1944 WW2 International watch company super Rare and Collectable British Military Issue WWW Dirty Dozen Wristwatch

Product Code: AWCIWC3010

Availability:In stock

This Watch

We are very excited to have on offer one of the Rarest Dirty Dozen, British Military watches from ww2 and one of the famous so-called 'Dirty Dozen'   The black original dial has aged stunningly, with a smooth and even patina almost browning and a quite unique radium burn dial mark at the 9 o'clock Area. likely and traditionally a result of the hands being in a non moving state for some years. A quite rare and individual reaction between the corrosive hand paint and the more unpredictable dial paint. NOTICE the light remains of the crows foot arrow ,government property mark in the close up images. Not uncommon and some interesting possible reasons for this in my views below in the " What we think " section  The lumed, chrome hands also have some age to them, as you would expect from an 80+ year old watch, that may have seen some action!  Full Arabic numerals sit inside a railway-style, outer minute tracking.  The dial is signed at 12 o'clock with a painted IWC logo .the subsidiary seconds dial at 6 pm

The stainless steel pressure fitted back case is engraved with "W.W.W. /M13010 /  and has the expected  fixed lugs.  Measuring 35mm, it is a comfortable wear on the wrist.  Inside is the famous, mechanical manual wind,  Iwc caliber 83, fully serviced by us and running strongly.  We've paired this watch on a brown one piece vintage military style leather strap, but it looks great on a range of nylon military straps or plain black leather too.

View a short product video here soon!

Extra Points 

The WWW British issue wristwatches are perhaps the most desired and collectable watches among all those issued to the British Army. This is perhaps because they were the first to be specially designed and custom contracted for the British Army.

'WWW' is said to stand for Watch, Wrist, Waterproof and was the descriptive code used by the British Army to identify it as a piece of equipment issued by the government. Apparently only around 5000 Iwc pieces were issued in the 1940s.

These watches began being manufactured and issued to the British Forces in early 1943.

There were 12 Swiss manufacturers of the WWW contracted to the forces, and as such, the collection is commonly referred to by collectors and dealers alike as “The Dirty Dozen”. 

What we think

We always get excited by military watches.  They have such an iconic design, obviously utilitarian but somehow they always seem to have some character, too. 

We have so much appreciation for Militaria in General and obviously watches from wartime. Not only a part of watchmaking history but also history in general .

A personal attachment to anything regarding military history and this being probably how our company started way back in 1973 by my father, the founder of AWC came from a military background in the intelligence / salvage of enemy equipment. with the aim of reporting back to our own Uk intelligence with information on the advancement of enemy technology.

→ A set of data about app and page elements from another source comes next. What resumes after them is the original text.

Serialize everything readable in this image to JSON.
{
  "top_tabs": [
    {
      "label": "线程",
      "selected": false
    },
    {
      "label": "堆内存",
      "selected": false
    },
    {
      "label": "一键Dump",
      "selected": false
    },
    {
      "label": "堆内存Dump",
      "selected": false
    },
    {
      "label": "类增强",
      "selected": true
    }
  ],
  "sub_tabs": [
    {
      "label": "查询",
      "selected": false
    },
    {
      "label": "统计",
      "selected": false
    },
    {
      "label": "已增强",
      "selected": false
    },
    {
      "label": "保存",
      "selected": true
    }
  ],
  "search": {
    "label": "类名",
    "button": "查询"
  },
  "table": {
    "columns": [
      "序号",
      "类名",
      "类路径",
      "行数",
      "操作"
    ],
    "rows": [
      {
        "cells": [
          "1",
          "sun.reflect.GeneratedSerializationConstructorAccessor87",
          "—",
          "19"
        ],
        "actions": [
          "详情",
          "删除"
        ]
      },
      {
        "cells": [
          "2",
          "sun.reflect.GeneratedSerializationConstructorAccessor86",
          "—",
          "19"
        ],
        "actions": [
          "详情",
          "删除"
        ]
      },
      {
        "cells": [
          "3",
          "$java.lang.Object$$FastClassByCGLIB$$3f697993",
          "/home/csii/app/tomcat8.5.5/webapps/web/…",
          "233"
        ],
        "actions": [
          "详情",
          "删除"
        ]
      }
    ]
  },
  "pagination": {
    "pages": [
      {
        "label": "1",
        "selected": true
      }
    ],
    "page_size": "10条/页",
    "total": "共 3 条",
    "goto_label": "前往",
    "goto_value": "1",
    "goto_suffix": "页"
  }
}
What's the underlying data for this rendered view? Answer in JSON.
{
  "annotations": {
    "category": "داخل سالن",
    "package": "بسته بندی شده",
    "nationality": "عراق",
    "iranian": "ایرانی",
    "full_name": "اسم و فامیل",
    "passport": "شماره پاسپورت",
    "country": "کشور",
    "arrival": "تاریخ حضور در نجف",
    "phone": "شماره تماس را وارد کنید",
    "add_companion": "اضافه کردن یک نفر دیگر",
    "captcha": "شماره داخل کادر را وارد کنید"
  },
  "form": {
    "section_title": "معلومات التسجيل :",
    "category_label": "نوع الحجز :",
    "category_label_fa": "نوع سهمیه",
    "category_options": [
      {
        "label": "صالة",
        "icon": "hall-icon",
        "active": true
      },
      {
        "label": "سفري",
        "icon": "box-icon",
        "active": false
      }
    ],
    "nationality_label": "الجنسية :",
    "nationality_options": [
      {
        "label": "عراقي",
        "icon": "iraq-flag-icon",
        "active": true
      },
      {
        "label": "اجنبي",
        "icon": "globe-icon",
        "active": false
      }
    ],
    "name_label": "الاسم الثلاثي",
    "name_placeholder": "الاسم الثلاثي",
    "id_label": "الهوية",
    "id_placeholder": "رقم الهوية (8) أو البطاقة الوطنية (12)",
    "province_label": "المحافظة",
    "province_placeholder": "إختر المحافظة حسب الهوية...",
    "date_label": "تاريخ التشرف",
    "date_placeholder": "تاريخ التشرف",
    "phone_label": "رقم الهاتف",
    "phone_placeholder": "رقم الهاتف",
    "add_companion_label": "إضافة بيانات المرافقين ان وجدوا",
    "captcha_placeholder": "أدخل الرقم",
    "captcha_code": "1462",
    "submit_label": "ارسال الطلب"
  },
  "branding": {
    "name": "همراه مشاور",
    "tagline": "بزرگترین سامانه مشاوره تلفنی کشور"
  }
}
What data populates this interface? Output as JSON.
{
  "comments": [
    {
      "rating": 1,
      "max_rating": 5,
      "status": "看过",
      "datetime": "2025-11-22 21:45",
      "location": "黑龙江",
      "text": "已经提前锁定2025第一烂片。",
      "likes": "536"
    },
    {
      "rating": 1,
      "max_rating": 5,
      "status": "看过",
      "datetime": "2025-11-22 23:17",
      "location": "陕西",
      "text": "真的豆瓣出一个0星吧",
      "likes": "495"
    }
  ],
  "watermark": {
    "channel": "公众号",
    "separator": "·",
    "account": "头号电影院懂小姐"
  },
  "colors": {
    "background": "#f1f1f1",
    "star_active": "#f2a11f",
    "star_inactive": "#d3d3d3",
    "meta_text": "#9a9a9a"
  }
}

An experienced watch expert and watchmaker will look at vintage and antique watches using the knowledge and know-how passed down through generations. Looking at watches of this period in an objective manor.

This amazing ww2 international watch co example is clearly an original and exceptional example. On close inspection of this beautifully aged dial i have noted the hand paint lume burn mark at 9 o'clock which might determine the deterioration of the crows foot / military government property arrow paint , then later possibly removed by a watch maker on request.

Another theory which i have established through my own personal conversations with Ex WW2 serving Gentlemen is more interesting. Let's just say that after the ww2 and conflict not all military personnel returned government property when entering back into civilian life. Needless to say i guess in the eyes of the law maybe this was considered as stealing from the crown!  so better to have the property marks removed or covered up then be put up in front of a judge . A ridiculous thought when you give up your life for your country in protection for others and the good of humanity.

I personally prefer the latter as heard from a most respectable gent myself and bless him for sharing his story and bless him for serving his country proud. RIP.

True pieces of history, there is something amazing about wearing a military watch, never knowing what it may have seen or been through during its life.   A perfect addition to Dirty Dozen enthusiast, or a first time military watch buyer.

Spec Stuff

Serial : 13010
Reference : W.W.W. /  M13010
Movement : Manual Wind Iwc cal 83
Age : 1941/1950
Specific Age : 1944
Case Size : 35 mm
Case Thickness : 10mm
Lug to Lug :
Lugs :
Condition :
Box & Papers :
Case Material :
  Stainless Steel
Service History :
  Our 12-Months NON-Waterproof Warranty

1944 WW2 International watch company super Rare and Collectable British Military Issue WWW Dirty Dozen Wristwatch